The poultry industry generates $441 billion for the US economy and provides 1.7 million American jobs. Yet even an industry this prodigious can be stopped in its tracks. The 2015 avian flu outbreak required the slaughter of 50 million chickens and turkeys.
Chang-Won Lee, PhD, and his colleagues worry about more than the avian flu. They focus expansively on more than a single respiratory disease. While scientists may be able to generate vaccines to stop the spread of individual pathogens, many countries do not import products from vaccinated poultry.
Dr. Lee leads a collaboration of scientists in 11 institutions to determine all of the microbes in the poultry respiratory system. In itemizing what can be found in a chicken’s respiratory tract and determining which components are hazardous, Dr. Lee and his team can then analyze how other factors, including environmental conditions like humidity and air quality, can impact the levels of these pathogens.

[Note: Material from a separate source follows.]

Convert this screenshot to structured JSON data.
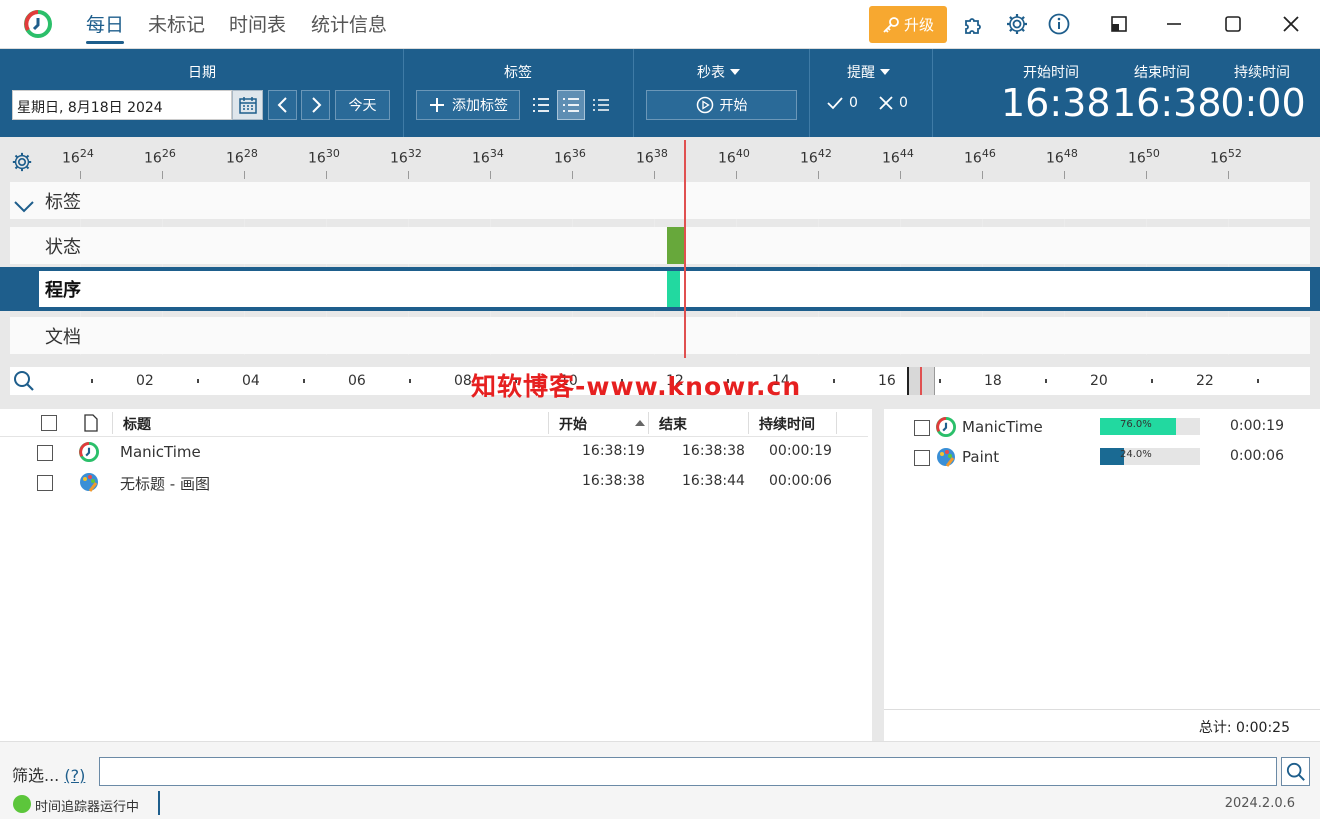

When an outbreak occurs, there is support from everywhere for new research. However, the work needs to be done on an on-going basis in preparation for the next outbreak.
– Dr. Chang-Won Lee
The collaboration’s end result would provide both large scale farmers and backyard poultry owners with management systems that limit the spread of diseases without solely relying on antibiotics, vaccines, or other costly interventions. Dr. Lee’s grant also funds the outreach to ensure his findings reach poultry farmers so that they can raise healthier flocks with stronger immune systems—the ultimate antidote to defeating the next virulent flu outbreak that comes along.